#### SOURCE MATERIAL:
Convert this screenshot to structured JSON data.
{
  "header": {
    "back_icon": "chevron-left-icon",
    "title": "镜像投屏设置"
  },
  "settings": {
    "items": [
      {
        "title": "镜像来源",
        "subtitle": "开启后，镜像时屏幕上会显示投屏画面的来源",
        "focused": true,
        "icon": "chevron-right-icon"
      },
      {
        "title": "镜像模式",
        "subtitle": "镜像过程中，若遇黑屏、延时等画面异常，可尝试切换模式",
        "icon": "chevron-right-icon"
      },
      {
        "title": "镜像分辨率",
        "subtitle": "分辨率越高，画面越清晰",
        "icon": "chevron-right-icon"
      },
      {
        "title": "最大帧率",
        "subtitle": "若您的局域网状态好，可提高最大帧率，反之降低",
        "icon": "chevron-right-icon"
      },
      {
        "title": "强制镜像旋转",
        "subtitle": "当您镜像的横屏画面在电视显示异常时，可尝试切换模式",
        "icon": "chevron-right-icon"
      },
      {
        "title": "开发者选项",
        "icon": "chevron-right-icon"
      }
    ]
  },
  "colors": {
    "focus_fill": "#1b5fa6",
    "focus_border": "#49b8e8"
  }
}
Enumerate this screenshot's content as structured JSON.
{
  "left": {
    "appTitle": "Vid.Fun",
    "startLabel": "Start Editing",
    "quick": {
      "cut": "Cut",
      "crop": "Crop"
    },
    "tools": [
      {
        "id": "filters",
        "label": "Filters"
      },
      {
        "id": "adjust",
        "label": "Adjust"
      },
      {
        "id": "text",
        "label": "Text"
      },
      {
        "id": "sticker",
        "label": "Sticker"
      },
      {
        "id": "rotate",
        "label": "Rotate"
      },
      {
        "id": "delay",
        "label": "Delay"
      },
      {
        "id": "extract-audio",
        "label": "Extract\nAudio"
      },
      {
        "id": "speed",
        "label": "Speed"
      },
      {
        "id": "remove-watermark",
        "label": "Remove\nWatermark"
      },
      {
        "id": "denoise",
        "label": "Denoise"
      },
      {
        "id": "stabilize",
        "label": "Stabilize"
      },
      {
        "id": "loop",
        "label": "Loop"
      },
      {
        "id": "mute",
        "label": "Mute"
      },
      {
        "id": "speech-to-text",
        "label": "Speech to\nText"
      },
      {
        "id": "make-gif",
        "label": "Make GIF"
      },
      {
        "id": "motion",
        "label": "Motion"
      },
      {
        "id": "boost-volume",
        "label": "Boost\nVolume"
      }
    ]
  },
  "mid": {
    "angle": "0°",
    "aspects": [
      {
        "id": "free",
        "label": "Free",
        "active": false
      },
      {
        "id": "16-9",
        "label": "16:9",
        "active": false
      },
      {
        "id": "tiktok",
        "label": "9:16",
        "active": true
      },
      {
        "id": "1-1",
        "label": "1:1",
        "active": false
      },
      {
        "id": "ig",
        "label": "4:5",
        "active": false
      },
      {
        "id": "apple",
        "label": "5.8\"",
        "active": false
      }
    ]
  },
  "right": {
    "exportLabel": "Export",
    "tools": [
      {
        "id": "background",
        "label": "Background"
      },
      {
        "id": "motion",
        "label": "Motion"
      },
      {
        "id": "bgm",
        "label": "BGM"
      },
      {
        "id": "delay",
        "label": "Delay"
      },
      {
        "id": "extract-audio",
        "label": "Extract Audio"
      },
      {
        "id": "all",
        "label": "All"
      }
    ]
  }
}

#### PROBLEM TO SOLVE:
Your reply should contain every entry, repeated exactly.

#### SOLUTION TO THE EXERCISE:
Convert this screenshot to structured JSON data.
{
  "header": {
    "back_icon": "chevron-left-icon",
    "title": "镜像投屏设置"
  },
  "settings": {
    "items": [
      {
        "title": "镜像来源",
        "subtitle": "开启后，镜像时屏幕上会显示投屏画面的来源",
        "focused": true,
        "icon": "chevron-right-icon"
      },
      {
        "title": "镜像模式",
        "subtitle": "镜像过程中，若遇黑屏、延时等画面异常，可尝试切换模式",
        "icon": "chevron-right-icon"
      },
      {
        "title": "镜像分辨率",
        "subtitle": "分辨率越高，画面越清晰",
        "icon": "chevron-right-icon"
      },
      {
        "title": "最大帧率",
        "subtitle": "若您的局域网状态好，可提高最大帧率，反之降低",
        "icon": "chevron-right-icon"
      },
      {
        "title": "强制镜像旋转",
        "subtitle": "当您镜像的横屏画面在电视显示异常时，可尝试切换模式",
        "icon": "chevron-right-icon"
      },
      {
        "title": "开发者选项",
        "icon": "chevron-right-icon"
      }
    ]
  },
  "colors": {
    "focus_fill": "#1b5fa6",
    "focus_border": "#49b8e8"
  }
}
Enumerate this screenshot's content as structured JSON.
{
  "left": {
    "appTitle": "Vid.Fun",
    "startLabel": "Start Editing",
    "quick": {
      "cut": "Cut",
      "crop": "Crop"
    },
    "tools": [
      {
        "id": "filters",
        "label": "Filters"
      },
      {
        "id": "adjust",
        "label": "Adjust"
      },
      {
        "id": "text",
        "label": "Text"
      },
      {
        "id": "sticker",
        "label": "Sticker"
      },
      {
        "id": "rotate",
        "label": "Rotate"
      },
      {
        "id": "delay",
        "label": "Delay"
      },
      {
        "id": "extract-audio",
        "label": "Extract\nAudio"
      },
      {
        "id": "speed",
        "label": "Speed"
      },
      {
        "id": "remove-watermark",
        "label": "Remove\nWatermark"
      },
      {
        "id": "denoise",
        "label": "Denoise"
      },
      {
        "id": "stabilize",
        "label": "Stabilize"
      },
      {
        "id": "loop",
        "label": "Loop"
      },
      {
        "id": "mute",
        "label": "Mute"
      },
      {
        "id": "speech-to-text",
        "label": "Speech to\nText"
      },
      {
        "id": "make-gif",
        "label": "Make GIF"
      },
      {
        "id": "motion",
        "label": "Motion"
      },
      {
        "id": "boost-volume",
        "label": "Boost\nVolume"
      }
    ]
  },
  "mid": {
    "angle": "0°",
    "aspects": [
      {
        "id": "free",
        "label": "Free",
        "active": false
      },
      {
        "id": "16-9",
        "label": "16:9",
        "active": false
      },
      {
        "id": "tiktok",
        "label": "9:16",
        "active": true
      },
      {
        "id": "1-1",
        "label": "1:1",
        "active": false
      },
      {
        "id": "ig",
        "label": "4:5",
        "active": false
      },
      {
        "id": "apple",
        "label": "5.8\"",
        "active": false
      }
    ]
  },
  "right": {
    "exportLabel": "Export",
    "tools": [
      {
        "id": "background",
        "label": "Background"
      },
      {
        "id": "motion",
        "label": "Motion"
      },
      {
        "id": "bgm",
        "label": "BGM"
      },
      {
        "id": "delay",
        "label": "Delay"
      },
      {
        "id": "extract-audio",
        "label": "Extract Audio"
      },
      {
        "id": "all",
        "label": "All"
      }
    ]
  }
}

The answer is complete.